* TASK BRIEF
Without the images, print all the entries below exactly as given.

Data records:
Content starts

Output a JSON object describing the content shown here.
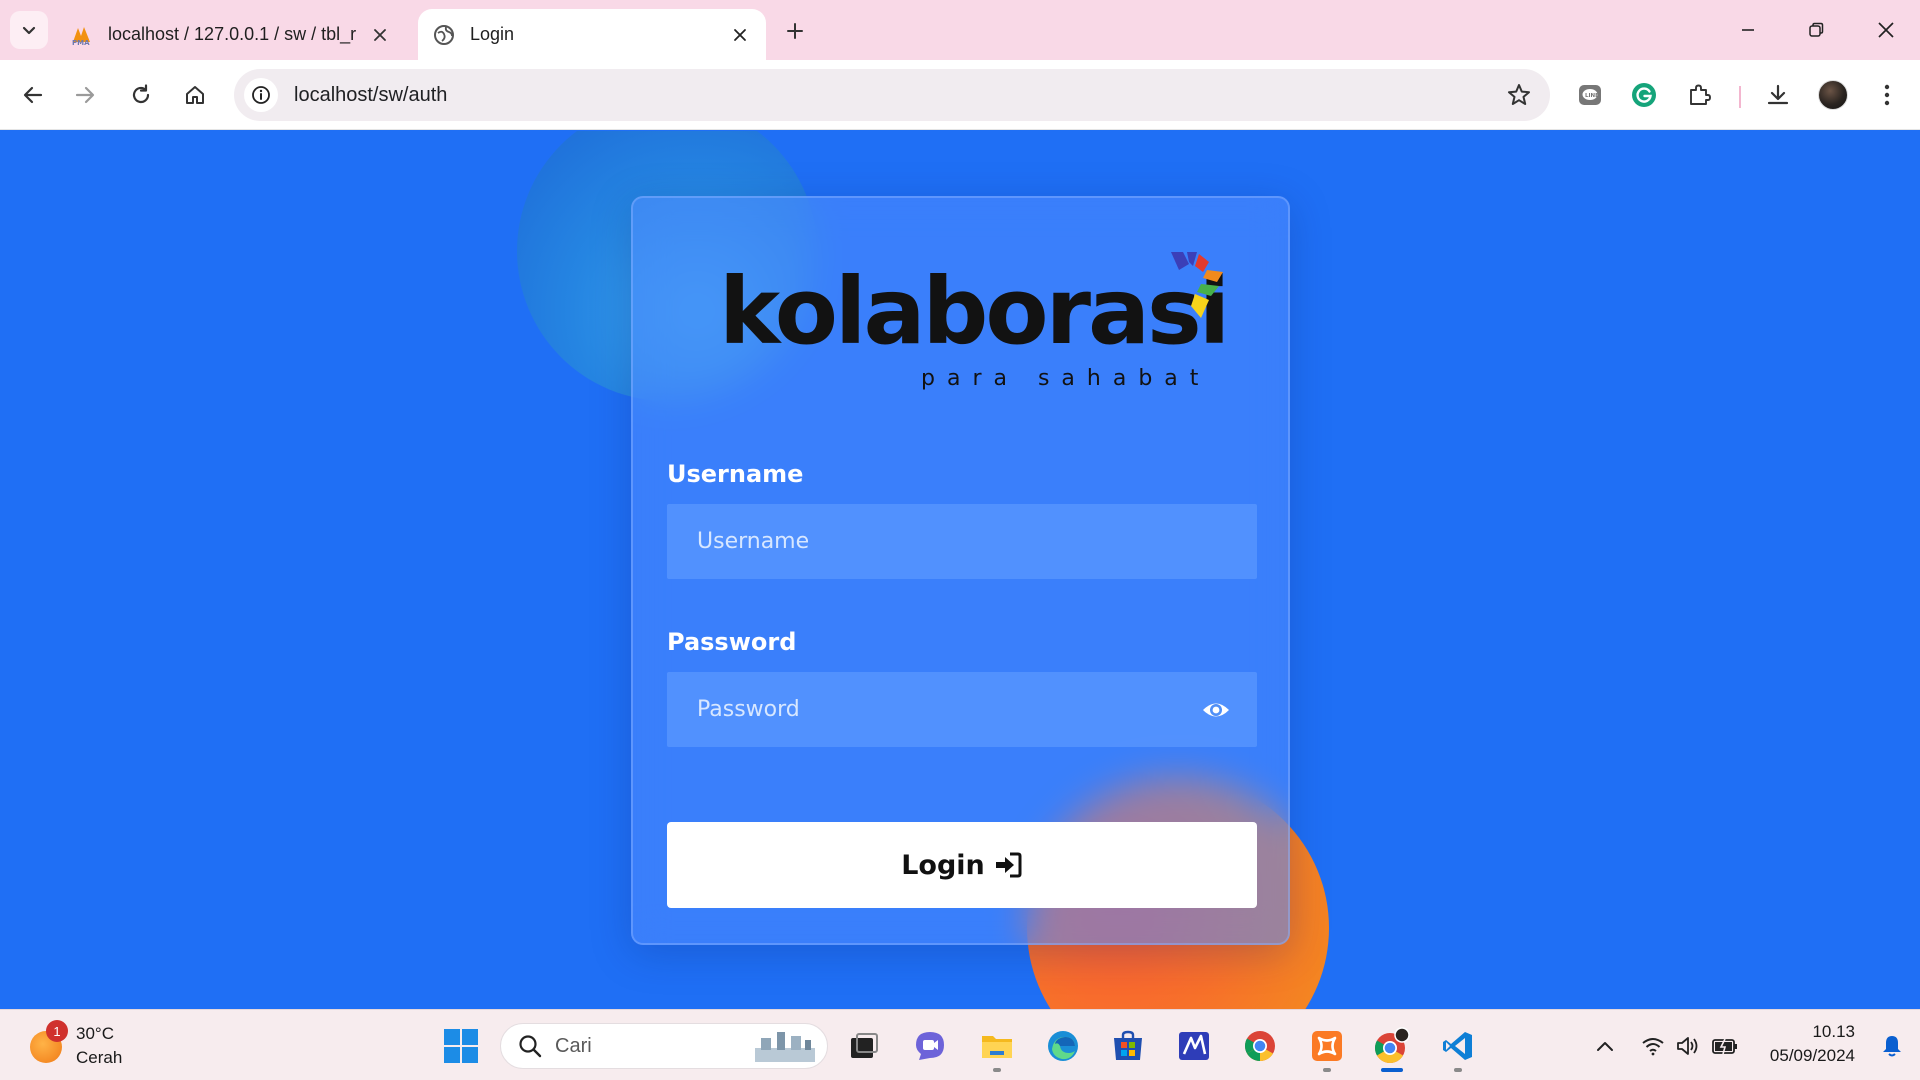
{
  "browser": {
    "tabs": [
      {
        "title": "localhost / 127.0.0.1 / sw / tbl_r",
        "favicon": "phpmyadmin-icon",
        "active": false
      },
      {
        "title": "Login",
        "favicon": "globe-icon",
        "active": true
      }
    ],
    "address": "localhost/sw/auth"
  },
  "login": {
    "logo_word": "kolaborasi",
    "logo_tagline": "para sahabat",
    "username_label": "Username",
    "username_placeholder": "Username",
    "password_label": "Password",
    "password_placeholder": "Password",
    "login_button": "Login",
    "colors": {
      "page_background": "#1f6ff5",
      "button_background": "#ffffff",
      "blob_blue": "#2585e2",
      "blob_orange": "#f7702a"
    }
  },
  "taskbar": {
    "weather_temp": "30°C",
    "weather_desc": "Cerah",
    "weather_badge": "1",
    "search_label": "Cari",
    "time": "10.13",
    "date": "05/09/2024"
  }
}
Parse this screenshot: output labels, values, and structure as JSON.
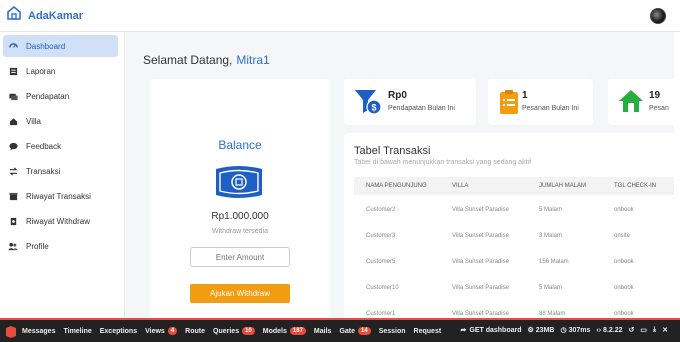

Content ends

* ANSWER SPACE
Output a JSON object describing the content shown here.
{
  "browser": {
    "tabs": [
      {
        "title": "localhost / 127.0.0.1 / sw / tbl_r",
        "favicon": "phpmyadmin-icon",
        "active": false
      },
      {
        "title": "Login",
        "favicon": "globe-icon",
        "active": true
      }
    ],
    "address": "localhost/sw/auth"
  },
  "login": {
    "logo_word": "kolaborasi",
    "logo_tagline": "para sahabat",
    "username_label": "Username",
    "username_placeholder": "Username",
    "password_label": "Password",
    "password_placeholder": "Password",
    "login_button": "Login",
    "colors": {
      "page_background": "#1f6ff5",
      "button_background": "#ffffff",
      "blob_blue": "#2585e2",
      "blob_orange": "#f7702a"
    }
  },
  "taskbar": {
    "weather_temp": "30°C",
    "weather_desc": "Cerah",
    "weather_badge": "1",
    "search_label": "Cari",
    "time": "10.13",
    "date": "05/09/2024"
  }
}
Parse this screenshot: output labels, values, and structure as JSON.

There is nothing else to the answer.